**Assignment**
Each record below must come back exactly as written; its pictures must not.

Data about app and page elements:
┌──

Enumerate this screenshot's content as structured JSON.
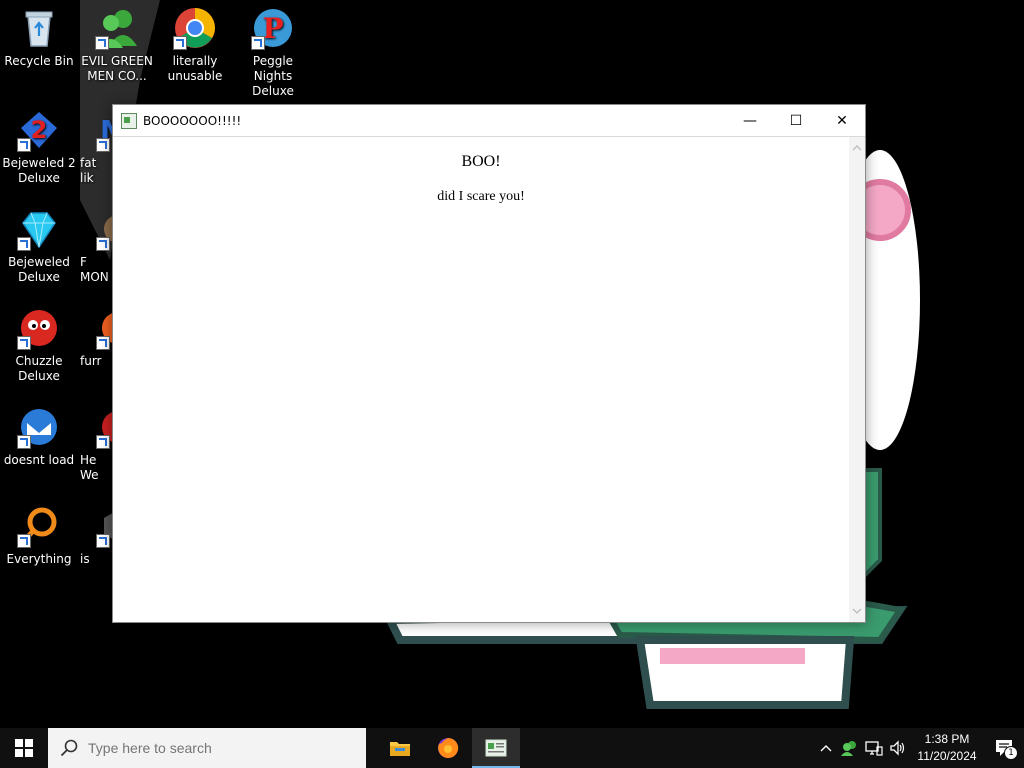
{
  "desktop": {
    "icons": [
      {
        "label": "Recycle Bin"
      },
      {
        "label": "EVIL GREEN MEN CO..."
      },
      {
        "label": "literally unusable"
      },
      {
        "label": "Peggle Nights Deluxe"
      },
      {
        "label": "Bejeweled 2 Deluxe"
      },
      {
        "label": "fat lik"
      },
      {
        "label": "Bejeweled Deluxe"
      },
      {
        "label": "F MON"
      },
      {
        "label": "Chuzzle Deluxe"
      },
      {
        "label": "furr"
      },
      {
        "label": "doesnt load"
      },
      {
        "label": "He We"
      },
      {
        "label": "Everything"
      },
      {
        "label": "is"
      }
    ]
  },
  "window": {
    "title": "BOOOOOOO!!!!!",
    "minimize_glyph": "—",
    "maximize_glyph": "☐",
    "close_glyph": "✕",
    "content": {
      "heading": "BOO!",
      "text": "did I scare you!"
    }
  },
  "taskbar": {
    "search_placeholder": "Type here to search",
    "apps": [
      "file-explorer",
      "firefox",
      "web-page-app"
    ],
    "clock_time": "1:38 PM",
    "clock_date": "11/20/2024",
    "notification_count": "1"
  },
  "colors": {
    "taskbar": "#101010",
    "accent": "#76b9ed",
    "desktop": "#000000"
  }
}
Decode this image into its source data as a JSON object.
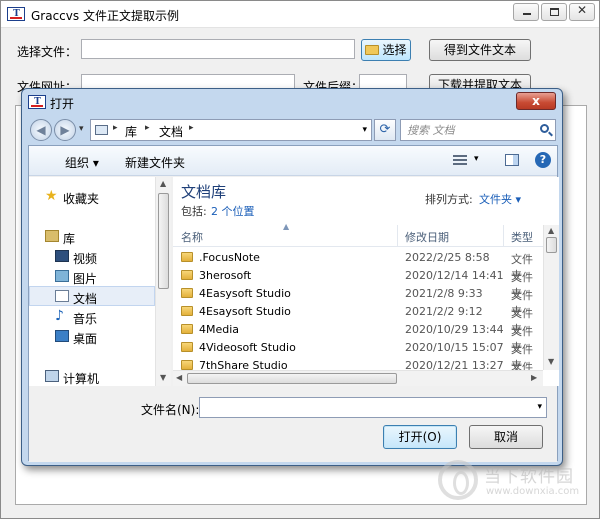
{
  "main_window": {
    "title": "Graccvs 文件正文提取示例",
    "icon_text": "T"
  },
  "form": {
    "select_file_label": "选择文件：",
    "select_file_value": "",
    "choose_button": "选择",
    "get_text_button": "得到文件文本",
    "file_url_label": "文件网址：",
    "file_url_value": "",
    "file_ext_label": "文件后缀：",
    "file_ext_value": "",
    "download_extract_button": "下载并提取文本"
  },
  "dialog": {
    "title": "打开",
    "close_label": "x",
    "breadcrumb": [
      "库",
      "文档"
    ],
    "search_placeholder": "搜索 文档",
    "toolbar": {
      "organize": "组织 ▾",
      "new_folder": "新建文件夹",
      "help": "?"
    },
    "nav": {
      "favorites": "收藏夹",
      "libraries": "库",
      "videos": "视频",
      "pictures": "图片",
      "documents": "文档",
      "music": "音乐",
      "desktop": "桌面",
      "computer": "计算机"
    },
    "content": {
      "library_title": "文档库",
      "includes_label": "包括:",
      "includes_link": "2 个位置",
      "arrange_label": "排列方式:",
      "arrange_value": "文件夹 ▾",
      "columns": [
        "名称",
        "修改日期",
        "类型"
      ],
      "files": [
        {
          "name": ".FocusNote",
          "date": "2022/2/25 8:58",
          "type": "文件夹"
        },
        {
          "name": "3herosoft",
          "date": "2020/12/14 14:41",
          "type": "文件夹"
        },
        {
          "name": "4Easysoft Studio",
          "date": "2021/2/8 9:33",
          "type": "文件夹"
        },
        {
          "name": "4Esaysoft Studio",
          "date": "2021/2/2 9:12",
          "type": "文件夹"
        },
        {
          "name": "4Media",
          "date": "2020/10/29 13:44",
          "type": "文件夹"
        },
        {
          "name": "4Videosoft Studio",
          "date": "2020/10/15 15:07",
          "type": "文件夹"
        },
        {
          "name": "7thShare Studio",
          "date": "2020/12/21 13:27",
          "type": "文件夹"
        }
      ]
    },
    "footer": {
      "filename_label": "文件名(N):",
      "filename_value": "",
      "open_button": "打开(O)",
      "cancel_button": "取消"
    }
  },
  "watermark": {
    "text": "当下软件园",
    "url": "www.downxia.com"
  },
  "colors": {
    "dialog_frame": "#c4d8ee",
    "link_blue": "#1a5eb8",
    "library_title": "#1e3f78",
    "close_red": "#c84a33"
  },
  "icons": {
    "favorites": "star-icon",
    "folder": "folder-icon",
    "search": "search-icon",
    "refresh": "refresh-icon",
    "help": "help-icon"
  }
}
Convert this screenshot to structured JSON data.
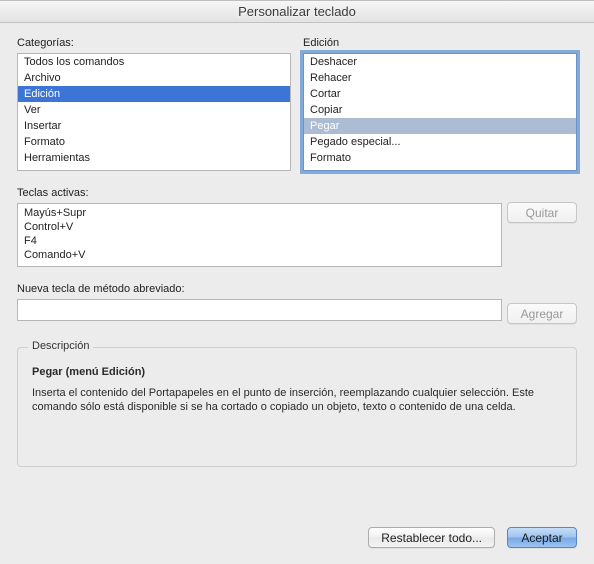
{
  "window": {
    "title": "Personalizar teclado"
  },
  "categories": {
    "label": "Categorías:",
    "items": [
      "Todos los comandos",
      "Archivo",
      "Edición",
      "Ver",
      "Insertar",
      "Formato",
      "Herramientas"
    ],
    "selectedIndex": 2
  },
  "commands": {
    "label": "Edición",
    "items": [
      "Deshacer",
      "Rehacer",
      "Cortar",
      "Copiar",
      "Pegar",
      "Pegado especial...",
      "Formato"
    ],
    "selectedIndex": 4
  },
  "activeKeys": {
    "label": "Teclas activas:",
    "items": [
      "Mayús+Supr",
      "Control+V",
      "F4",
      "Comando+V"
    ]
  },
  "newKey": {
    "label": "Nueva tecla de método abreviado:",
    "value": ""
  },
  "buttons": {
    "remove": "Quitar",
    "add": "Agregar",
    "resetAll": "Restablecer todo...",
    "accept": "Aceptar"
  },
  "description": {
    "legend": "Descripción",
    "title": "Pegar (menú Edición)",
    "body": "Inserta el contenido del Portapapeles en el punto de inserción, reemplazando cualquier selección. Este comando sólo está disponible si se ha cortado o copiado un objeto, texto o contenido de una celda."
  }
}
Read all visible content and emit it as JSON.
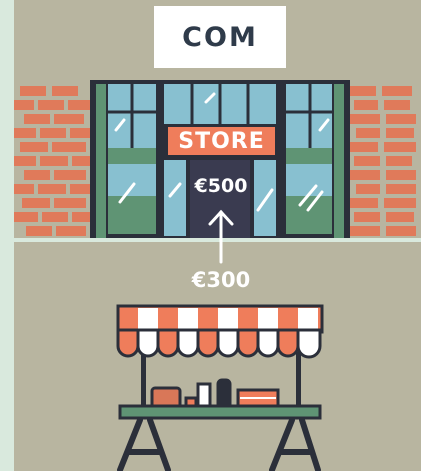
{
  "header": {
    "title": "COM"
  },
  "store": {
    "sign": "STORE",
    "price": "€500"
  },
  "stall": {
    "price": "€300"
  },
  "colors": {
    "background": "#d9e9dd",
    "ground": "#b8b5a0",
    "brick": "#e07a5a",
    "window": "#88c0d0",
    "frame": "#2b2f3a",
    "awning_orange": "#ef7d5b",
    "table": "#5f9474"
  }
}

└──

**Response area**
Enumerate this screenshot's content as structured JSON.
{
  "desktop": {
    "icons": [
      {
        "label": "Recycle Bin"
      },
      {
        "label": "EVIL GREEN MEN CO..."
      },
      {
        "label": "literally unusable"
      },
      {
        "label": "Peggle Nights Deluxe"
      },
      {
        "label": "Bejeweled 2 Deluxe"
      },
      {
        "label": "fat lik"
      },
      {
        "label": "Bejeweled Deluxe"
      },
      {
        "label": "F MON"
      },
      {
        "label": "Chuzzle Deluxe"
      },
      {
        "label": "furr"
      },
      {
        "label": "doesnt load"
      },
      {
        "label": "He We"
      },
      {
        "label": "Everything"
      },
      {
        "label": "is"
      }
    ]
  },
  "window": {
    "title": "BOOOOOOO!!!!!",
    "minimize_glyph": "—",
    "maximize_glyph": "☐",
    "close_glyph": "✕",
    "content": {
      "heading": "BOO!",
      "text": "did I scare you!"
    }
  },
  "taskbar": {
    "search_placeholder": "Type here to search",
    "apps": [
      "file-explorer",
      "firefox",
      "web-page-app"
    ],
    "clock_time": "1:38 PM",
    "clock_date": "11/20/2024",
    "notification_count": "1"
  },
  "colors": {
    "taskbar": "#101010",
    "accent": "#76b9ed",
    "desktop": "#000000"
  }
}
Decode this image into its source data as a JSON object.
{
  "main_window": {
    "title": "Graccvs 文件正文提取示例",
    "icon_text": "T"
  },
  "form": {
    "select_file_label": "选择文件：",
    "select_file_value": "",
    "choose_button": "选择",
    "get_text_button": "得到文件文本",
    "file_url_label": "文件网址：",
    "file_url_value": "",
    "file_ext_label": "文件后缀：",
    "file_ext_value": "",
    "download_extract_button": "下载并提取文本"
  },
  "dialog": {
    "title": "打开",
    "close_label": "x",
    "breadcrumb": [
      "库",
      "文档"
    ],
    "search_placeholder": "搜索 文档",
    "toolbar": {
      "organize": "组织 ▾",
      "new_folder": "新建文件夹",
      "help": "?"
    },
    "nav": {
      "favorites": "收藏夹",
      "libraries": "库",
      "videos": "视频",
      "pictures": "图片",
      "documents": "文档",
      "music": "音乐",
      "desktop": "桌面",
      "computer": "计算机"
    },
    "content": {
      "library_title": "文档库",
      "includes_label": "包括:",
      "includes_link": "2 个位置",
      "arrange_label": "排列方式:",
      "arrange_value": "文件夹 ▾",
      "columns": [
        "名称",
        "修改日期",
        "类型"
      ],
      "files": [
        {
          "name": ".FocusNote",
          "date": "2022/2/25 8:58",
          "type": "文件夹"
        },
        {
          "name": "3herosoft",
          "date": "2020/12/14 14:41",
          "type": "文件夹"
        },
        {
          "name": "4Easysoft Studio",
          "date": "2021/2/8 9:33",
          "type": "文件夹"
        },
        {
          "name": "4Esaysoft Studio",
          "date": "2021/2/2 9:12",
          "type": "文件夹"
        },
        {
          "name": "4Media",
          "date": "2020/10/29 13:44",
          "type": "文件夹"
        },
        {
          "name": "4Videosoft Studio",
          "date": "2020/10/15 15:07",
          "type": "文件夹"
        },
        {
          "name": "7thShare Studio",
          "date": "2020/12/21 13:27",
          "type": "文件夹"
        }
      ]
    },
    "footer": {
      "filename_label": "文件名(N):",
      "filename_value": "",
      "open_button": "打开(O)",
      "cancel_button": "取消"
    }
  },
  "watermark": {
    "text": "当下软件园",
    "url": "www.downxia.com"
  },
  "colors": {
    "dialog_frame": "#c4d8ee",
    "link_blue": "#1a5eb8",
    "library_title": "#1e3f78",
    "close_red": "#c84a33"
  },
  "icons": {
    "favorites": "star-icon",
    "folder": "folder-icon",
    "search": "search-icon",
    "refresh": "refresh-icon",
    "help": "help-icon"
  }
}
Convert this screenshot to structured JSON data.
{
  "window": {
    "title": "Personalizar teclado"
  },
  "categories": {
    "label": "Categorías:",
    "items": [
      "Todos los comandos",
      "Archivo",
      "Edición",
      "Ver",
      "Insertar",
      "Formato",
      "Herramientas"
    ],
    "selectedIndex": 2
  },
  "commands": {
    "label": "Edición",
    "items": [
      "Deshacer",
      "Rehacer",
      "Cortar",
      "Copiar",
      "Pegar",
      "Pegado especial...",
      "Formato"
    ],
    "selectedIndex": 4
  },
  "activeKeys": {
    "label": "Teclas activas:",
    "items": [
      "Mayús+Supr",
      "Control+V",
      "F4",
      "Comando+V"
    ]
  },
  "newKey": {
    "label": "Nueva tecla de método abreviado:",
    "value": ""
  },
  "buttons": {
    "remove": "Quitar",
    "add": "Agregar",
    "resetAll": "Restablecer todo...",
    "accept": "Aceptar"
  },
  "description": {
    "legend": "Descripción",
    "title": "Pegar (menú Edición)",
    "body": "Inserta el contenido del Portapapeles en el punto de inserción, reemplazando cualquier selección. Este comando sólo está disponible si se ha cortado o copiado un objeto, texto o contenido de una celda."
  }
}
Read all visible content and emit it as JSON.
{
  "header": {
    "title": "COM"
  },
  "store": {
    "sign": "STORE",
    "price": "€500"
  },
  "stall": {
    "price": "€300"
  },
  "colors": {
    "background": "#d9e9dd",
    "ground": "#b8b5a0",
    "brick": "#e07a5a",
    "window": "#88c0d0",
    "frame": "#2b2f3a",
    "awning_orange": "#ef7d5b",
    "table": "#5f9474"
  }
}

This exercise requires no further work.